— How to complete this task —
Nothing in the records may change. Output them all exactly.

━━━━━ Data section ━━━━━

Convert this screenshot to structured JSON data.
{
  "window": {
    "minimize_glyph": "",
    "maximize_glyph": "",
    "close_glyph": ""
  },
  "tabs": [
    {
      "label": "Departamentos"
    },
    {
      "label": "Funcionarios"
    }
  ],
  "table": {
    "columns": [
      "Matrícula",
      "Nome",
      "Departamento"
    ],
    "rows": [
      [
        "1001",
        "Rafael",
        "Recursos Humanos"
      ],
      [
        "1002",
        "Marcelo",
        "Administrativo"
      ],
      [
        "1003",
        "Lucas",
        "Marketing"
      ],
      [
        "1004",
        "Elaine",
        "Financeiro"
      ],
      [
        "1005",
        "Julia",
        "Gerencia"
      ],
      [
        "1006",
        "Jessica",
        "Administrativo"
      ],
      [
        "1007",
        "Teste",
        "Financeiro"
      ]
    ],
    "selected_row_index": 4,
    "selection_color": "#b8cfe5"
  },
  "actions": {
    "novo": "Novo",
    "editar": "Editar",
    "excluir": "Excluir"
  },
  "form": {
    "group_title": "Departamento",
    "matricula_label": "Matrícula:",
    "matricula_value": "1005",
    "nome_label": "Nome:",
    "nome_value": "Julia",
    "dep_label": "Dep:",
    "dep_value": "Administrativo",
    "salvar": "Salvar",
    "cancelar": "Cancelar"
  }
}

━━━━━

— Exercise response —
Convert this screenshot to structured JSON data.
{
  "window": {
    "minimize_glyph": "",
    "maximize_glyph": "",
    "close_glyph": ""
  },
  "tabs": [
    {
      "label": "Departamentos"
    },
    {
      "label": "Funcionarios"
    }
  ],
  "table": {
    "columns": [
      "Matrícula",
      "Nome",
      "Departamento"
    ],
    "rows": [
      [
        "1001",
        "Rafael",
        "Recursos Humanos"
      ],
      [
        "1002",
        "Marcelo",
        "Administrativo"
      ],
      [
        "1003",
        "Lucas",
        "Marketing"
      ],
      [
        "1004",
        "Elaine",
        "Financeiro"
      ],
      [
        "1005",
        "Julia",
        "Gerencia"
      ],
      [
        "1006",
        "Jessica",
        "Administrativo"
      ],
      [
        "1007",
        "Teste",
        "Financeiro"
      ]
    ],
    "selected_row_index": 4,
    "selection_color": "#b8cfe5"
  },
  "actions": {
    "novo": "Novo",
    "editar": "Editar",
    "excluir": "Excluir"
  },
  "form": {
    "group_title": "Departamento",
    "matricula_label": "Matrícula:",
    "matricula_value": "1005",
    "nome_label": "Nome:",
    "nome_value": "Julia",
    "dep_label": "Dep:",
    "dep_value": "Administrativo",
    "salvar": "Salvar",
    "cancelar": "Cancelar"
  }
}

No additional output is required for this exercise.